Public college bonding requests exceed $300 million


The governing bodies of the state’s public higher education institutions seek more than $300 million in bond proceeds.

Presented Tuesday to the House Capital Investment Committee was the $172.67 million request from the University of Minnesota and $148.5 million request from the Minnesota State Colleges and Universities system. No action was taken.

In each case, HEAPR — Higher Education Asset Preservation and Replacement — occupies the top spot on the wish lists. These dollars are usually allocated to preserve or retrofit existing facilities, including code compliance, hazardous material abatement and heating and duct work to make buildings more efficient and reduce operating expenses.

The university is requesting $125 million in HEAPR funds for 100 projects; MnSCU $90 million for 114 projects.

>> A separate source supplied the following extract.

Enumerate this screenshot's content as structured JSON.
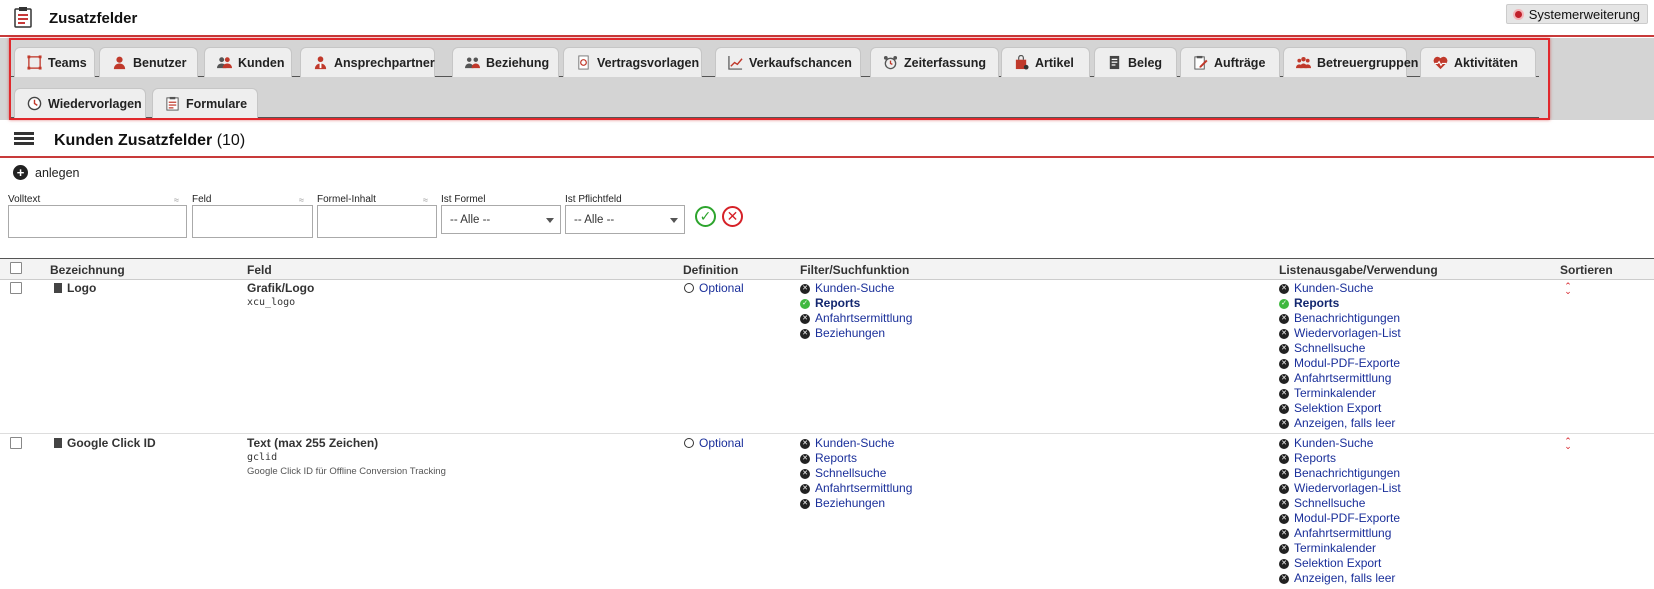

According to the nonpartisan House Research Department, the university has received $152 million in HEAPR funds since 2009; MnSCU $146 million.

Advancing workforce development

MnSCU also seeks $49.5 million for six major capital design and construction projects, including $31 million for a science education center at Metropolitan State University, and $9 million for 16 smaller projects bundled within three system initiatives focused in workforce areas of energy, classrooms and science, technology and math.

“Our capital investments are focused on infrastructure needed to advance the workforce, both improve today’s learning spaces and support the growing need for scientists, health professionals, engineers, precision machinists, technologists and other workers in short supply,” said MnSCU Chancellor Steven Rosenstone.

“The HEAPR portion of our request may not be flashy, but it’s critical to our campuses and critical to our students and the faculty that delivers the workforce training there,” said Brian Yolitz, MnSCU associate vice chancellor for facilities.

U’s request part of larger capital plan

The university’s request is part of a six-year capital plan process, said Pam Wheelock, vice president for university services. “The projects that we are advancing this year in the capital request have been thoroughly vetted; they strategically advance our academic research and outreach mission and are financially sound. … We cannot train tomorrow’s generation of workers in yesterday’s laboratories and classrooms.”

Also in the university’s 2013 capital request is $12 million for a campus wellness center on the Crookston campus and $9.67 million for renovation of Eddy Hall on the Minneapolis campus for the international and transfer student admissions program. The 127-year-old building is on the National Register of Historic Places.

The request also includes $8 million each for research laboratory improvement and active learning classroom funds, $6 million for renovation of Tate Laboratory on the Minneapolis campus and $4 million for design of the St. Paul campus laboratory investment. State funds would cover two-thirds of these project costs with the remainder funded by the university.